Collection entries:
------------------------------------------------------------------------
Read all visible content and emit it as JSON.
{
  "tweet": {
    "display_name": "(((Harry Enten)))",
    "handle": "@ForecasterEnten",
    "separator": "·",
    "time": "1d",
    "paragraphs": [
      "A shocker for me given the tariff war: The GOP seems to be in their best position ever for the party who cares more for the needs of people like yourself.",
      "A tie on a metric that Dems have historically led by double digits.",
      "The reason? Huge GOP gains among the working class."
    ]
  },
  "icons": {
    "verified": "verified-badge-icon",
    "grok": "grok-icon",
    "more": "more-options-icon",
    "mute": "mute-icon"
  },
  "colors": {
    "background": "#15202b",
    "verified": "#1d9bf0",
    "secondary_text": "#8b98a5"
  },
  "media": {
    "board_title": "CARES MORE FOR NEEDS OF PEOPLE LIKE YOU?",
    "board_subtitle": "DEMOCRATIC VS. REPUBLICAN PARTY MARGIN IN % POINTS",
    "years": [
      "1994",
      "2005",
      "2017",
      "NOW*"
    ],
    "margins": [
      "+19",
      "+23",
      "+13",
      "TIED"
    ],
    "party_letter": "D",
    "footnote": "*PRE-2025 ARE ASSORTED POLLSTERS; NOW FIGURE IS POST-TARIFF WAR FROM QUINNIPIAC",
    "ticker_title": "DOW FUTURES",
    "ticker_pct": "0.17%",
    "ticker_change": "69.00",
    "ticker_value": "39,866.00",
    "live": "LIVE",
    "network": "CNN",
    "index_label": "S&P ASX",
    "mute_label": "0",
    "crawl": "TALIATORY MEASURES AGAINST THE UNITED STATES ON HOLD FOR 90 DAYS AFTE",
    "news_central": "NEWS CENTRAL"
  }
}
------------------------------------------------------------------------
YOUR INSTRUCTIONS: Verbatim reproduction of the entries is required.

YOUR RESPONSE:
Read all visible content and emit it as JSON.
{
  "tweet": {
    "display_name": "(((Harry Enten)))",
    "handle": "@ForecasterEnten",
    "separator": "·",
    "time": "1d",
    "paragraphs": [
      "A shocker for me given the tariff war: The GOP seems to be in their best position ever for the party who cares more for the needs of people like yourself.",
      "A tie on a metric that Dems have historically led by double digits.",
      "The reason? Huge GOP gains among the working class."
    ]
  },
  "icons": {
    "verified": "verified-badge-icon",
    "grok": "grok-icon",
    "more": "more-options-icon",
    "mute": "mute-icon"
  },
  "colors": {
    "background": "#15202b",
    "verified": "#1d9bf0",
    "secondary_text": "#8b98a5"
  },
  "media": {
    "board_title": "CARES MORE FOR NEEDS OF PEOPLE LIKE YOU?",
    "board_subtitle": "DEMOCRATIC VS. REPUBLICAN PARTY MARGIN IN % POINTS",
    "years": [
      "1994",
      "2005",
      "2017",
      "NOW*"
    ],
    "margins": [
      "+19",
      "+23",
      "+13",
      "TIED"
    ],
    "party_letter": "D",
    "footnote": "*PRE-2025 ARE ASSORTED POLLSTERS; NOW FIGURE IS POST-TARIFF WAR FROM QUINNIPIAC",
    "ticker_title": "DOW FUTURES",
    "ticker_pct": "0.17%",
    "ticker_change": "69.00",
    "ticker_value": "39,866.00",
    "live": "LIVE",
    "network": "CNN",
    "index_label": "S&P ASX",
    "mute_label": "0",
    "crawl": "TALIATORY MEASURES AGAINST THE UNITED STATES ON HOLD FOR 90 DAYS AFTE",
    "news_central": "NEWS CENTRAL"
  }
}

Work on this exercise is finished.